One-term Obama can bring effective and ethical government to Washington

December 2, 2010

Barack Obama ran for President on a platform of hope and change. While he’s delivered a lot of big things—saving the economy, delivering near-universal health care, beginning to restore America’s reputation abroad, and beginning an end to two wars—he hasn’t begun to change the ways of Washington. His latest attempt lasted only a few hours, before the Republican leadership announced its determination to stop everything unless it got what it demanded in the form of a $700 billion tax break for the rich and super rich.

So what’s an ethical President to do when his attempts at compromise and progress are blocked by House minority leader John Boehner and Senate minority leader Mitch McConnell, who announced on the eve of the 2010 election, ‘The single most important thing we want to achieve is for President Obama to be a one-term President.”

More important than the managing the budget crisis, more important than ratifying the START Treaty with Russia, more important than reducing the obscenely high unemployment rate, even more important than tax relief for billionaires!

The answer for the President is staring right at him: give McConnell what he wants most of all, in return for the change Obama promised. Here’s how this grand compromise might work: Obama promises not to run for re-election. In exchange McConnell and Boehner promise to work with the Democratic leadership to achieve:

  • Long-term deficit reduction equivalent to that in the report of the bipartisan deficit commission
  • An economic package, including extension of the Bush tax cuts for (more…)

Should legislators vote their conscience? Or the way their voters want? Marjorie Margolies and Edmund Burke say “conscience”

March 19, 2010

On the eve of a historic vote in the House on health care reform Republicans aren’t conflicted. They’ll all vote ‘no.’ But on the Democratic side it’s not so easy. Some members who favor reform are in districts that poll strongly against; some members who oppose reform are in districts that poll in favor. Both groups are conflicted: vote their conscience or vote their constituents?

Marjorie Margolies argues, in an op-ed in Thursday’s Washington Post, that members should vote their conscience. She’s a voice worth paying attention to, since her vote of conscience in favor of President Clinton’s budget proposal is generally considered to have led directly to her defeat in the 1994 election. But if you think Margolies’ advice just serves her desire to get health care reform passed, consider what the father of modern conservatism, Edmund Burke had to say on the subject in 1774.
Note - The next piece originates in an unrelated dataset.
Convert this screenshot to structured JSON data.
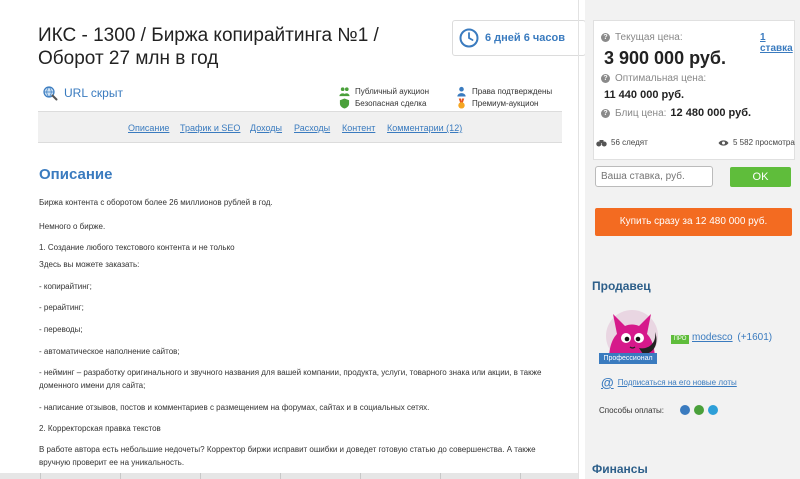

Burke’s Speech To The Electors Of Bristol was well known to Jefferson, Madison, and the other Founding Fathers. Many political scientists consider it one of the documents underlying our Constitution. Burke told his constituents that a representative owes them “his judgement; and he betrays, instead of serving you, if he sacrifices it to your opinion.”